Hyundai i-Flow hybrid conceptA car that dares to dream outlandish, even in the face of a pretty stern time in the car biz.
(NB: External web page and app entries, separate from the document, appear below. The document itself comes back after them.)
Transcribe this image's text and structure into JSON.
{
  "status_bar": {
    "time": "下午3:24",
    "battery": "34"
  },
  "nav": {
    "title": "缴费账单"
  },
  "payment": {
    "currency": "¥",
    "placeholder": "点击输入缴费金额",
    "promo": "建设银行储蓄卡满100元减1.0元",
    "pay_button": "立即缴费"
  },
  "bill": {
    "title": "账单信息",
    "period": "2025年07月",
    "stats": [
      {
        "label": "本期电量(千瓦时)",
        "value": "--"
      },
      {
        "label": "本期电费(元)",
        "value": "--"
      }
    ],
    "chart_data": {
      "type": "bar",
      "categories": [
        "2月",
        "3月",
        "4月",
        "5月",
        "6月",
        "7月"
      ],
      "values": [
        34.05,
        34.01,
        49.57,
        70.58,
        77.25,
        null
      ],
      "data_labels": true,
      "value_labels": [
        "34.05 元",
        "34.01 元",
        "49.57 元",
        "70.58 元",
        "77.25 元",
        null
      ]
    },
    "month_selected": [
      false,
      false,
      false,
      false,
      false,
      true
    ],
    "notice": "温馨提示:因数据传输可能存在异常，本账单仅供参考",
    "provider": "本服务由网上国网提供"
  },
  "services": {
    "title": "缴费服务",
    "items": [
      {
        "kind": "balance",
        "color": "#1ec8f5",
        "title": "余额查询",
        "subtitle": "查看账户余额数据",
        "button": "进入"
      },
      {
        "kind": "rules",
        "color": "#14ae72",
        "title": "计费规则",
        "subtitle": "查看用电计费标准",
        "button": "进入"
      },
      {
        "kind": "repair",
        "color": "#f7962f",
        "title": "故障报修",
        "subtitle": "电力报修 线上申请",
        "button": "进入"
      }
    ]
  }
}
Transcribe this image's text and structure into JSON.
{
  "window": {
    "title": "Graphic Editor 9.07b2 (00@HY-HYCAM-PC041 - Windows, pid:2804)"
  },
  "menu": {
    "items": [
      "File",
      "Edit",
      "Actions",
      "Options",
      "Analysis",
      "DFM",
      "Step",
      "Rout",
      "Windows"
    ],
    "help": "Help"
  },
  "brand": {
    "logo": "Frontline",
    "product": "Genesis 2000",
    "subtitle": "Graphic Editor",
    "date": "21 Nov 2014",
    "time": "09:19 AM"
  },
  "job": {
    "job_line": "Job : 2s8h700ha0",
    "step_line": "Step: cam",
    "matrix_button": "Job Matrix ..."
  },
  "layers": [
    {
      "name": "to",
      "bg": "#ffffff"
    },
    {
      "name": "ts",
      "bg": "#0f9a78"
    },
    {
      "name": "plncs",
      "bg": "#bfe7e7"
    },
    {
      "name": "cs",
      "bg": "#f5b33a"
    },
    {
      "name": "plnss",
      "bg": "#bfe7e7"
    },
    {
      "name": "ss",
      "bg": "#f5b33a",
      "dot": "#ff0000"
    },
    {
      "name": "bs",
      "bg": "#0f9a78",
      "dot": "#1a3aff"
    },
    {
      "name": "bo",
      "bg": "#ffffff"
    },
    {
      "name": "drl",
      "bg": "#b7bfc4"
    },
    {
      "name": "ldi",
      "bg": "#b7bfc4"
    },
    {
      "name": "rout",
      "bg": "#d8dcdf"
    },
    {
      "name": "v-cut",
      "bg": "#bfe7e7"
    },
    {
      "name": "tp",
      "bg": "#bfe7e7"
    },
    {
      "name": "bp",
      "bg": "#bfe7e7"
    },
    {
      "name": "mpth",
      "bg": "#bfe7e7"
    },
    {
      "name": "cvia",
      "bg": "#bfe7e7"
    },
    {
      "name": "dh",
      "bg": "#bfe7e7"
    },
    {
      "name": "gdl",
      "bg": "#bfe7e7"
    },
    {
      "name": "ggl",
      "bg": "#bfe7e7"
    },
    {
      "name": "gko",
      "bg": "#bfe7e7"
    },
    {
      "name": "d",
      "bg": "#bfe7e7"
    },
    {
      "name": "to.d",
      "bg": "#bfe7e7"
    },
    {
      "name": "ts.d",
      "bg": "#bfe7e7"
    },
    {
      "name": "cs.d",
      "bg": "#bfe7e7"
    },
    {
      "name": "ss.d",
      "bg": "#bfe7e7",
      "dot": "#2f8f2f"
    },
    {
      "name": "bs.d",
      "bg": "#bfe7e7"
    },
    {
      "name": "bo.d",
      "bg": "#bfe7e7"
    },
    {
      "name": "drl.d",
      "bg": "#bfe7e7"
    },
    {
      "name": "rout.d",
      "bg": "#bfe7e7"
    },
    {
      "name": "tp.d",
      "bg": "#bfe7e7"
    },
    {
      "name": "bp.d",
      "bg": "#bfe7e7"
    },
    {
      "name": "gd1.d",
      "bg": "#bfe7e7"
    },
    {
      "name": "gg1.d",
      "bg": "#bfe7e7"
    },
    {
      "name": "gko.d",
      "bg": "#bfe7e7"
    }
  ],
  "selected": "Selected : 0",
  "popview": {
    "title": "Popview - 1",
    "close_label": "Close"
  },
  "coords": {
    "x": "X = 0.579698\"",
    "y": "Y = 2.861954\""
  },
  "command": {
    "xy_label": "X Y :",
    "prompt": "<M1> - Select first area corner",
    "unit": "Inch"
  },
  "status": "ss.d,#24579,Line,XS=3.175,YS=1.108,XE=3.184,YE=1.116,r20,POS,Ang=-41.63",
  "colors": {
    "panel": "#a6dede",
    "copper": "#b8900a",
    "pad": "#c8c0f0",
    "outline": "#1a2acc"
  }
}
[ Music ] ^M00:00:06 >> I get this one a lot. Hey, Coolie [assumed spelling], how come hybrids are usually a gas engine with an electric motor? Why not a diesel with an electric to combine two really efficient power sources? And my answer's always been concisely, "I dunno." But Hyundai has an answer for us, and here it is. This is called the i-flow concept. It is a 1.7-liter compact twin-turbo diesel coupled to an electric motor going through a six-speed dual clutch transmission. Lots of efficiency language in there. They say the bottom line would be something around 78 miles per gallon, and, again, not a plug-in here, not a range extender, a relatively real world powertrain. A couple of other tricks they're doing: Solar panel roof to generate some trickle [assumed spelling] power--that's fairly common in modern and concept cars right now--and also a thermo-electric recovery system in the exhaust, which can recover electricity by converting it from exhaust heat. So a little beyond my pay-grade, but it's starting to be talked about a lot by car makers lately, and they say that thermo-electric stuff can provide up to half the power needed to move the car when it's going like 45 miles per hour. Pretty impressive. Now to the interior. Check out the translucent steering wheel. That's show car stuff. They say the shapes of the inside are inspired by nature, and I'm going to give an award to the first car company that can resist saying that about their concept cars. I'm intrigued by the instrument panel, or what is really the gutter-to-gutter panel, which takes not just touch input, but also gestures in front of it, will cause things to call up and be input or entered. And this thing is so "out there" yet so kind of doable that it stole a lot of thunder from that. That's a Hyundai Tucson that is being shown with a fuel cell electric powertrain, which they promise to have on the market by 2012. Oh, these things here...these sliding rear doors...strictly concept stuff. They've been showing this on futuristic show cars since the 1960's. That ain't ever going to happen. ^M00:02:02 [ Music ]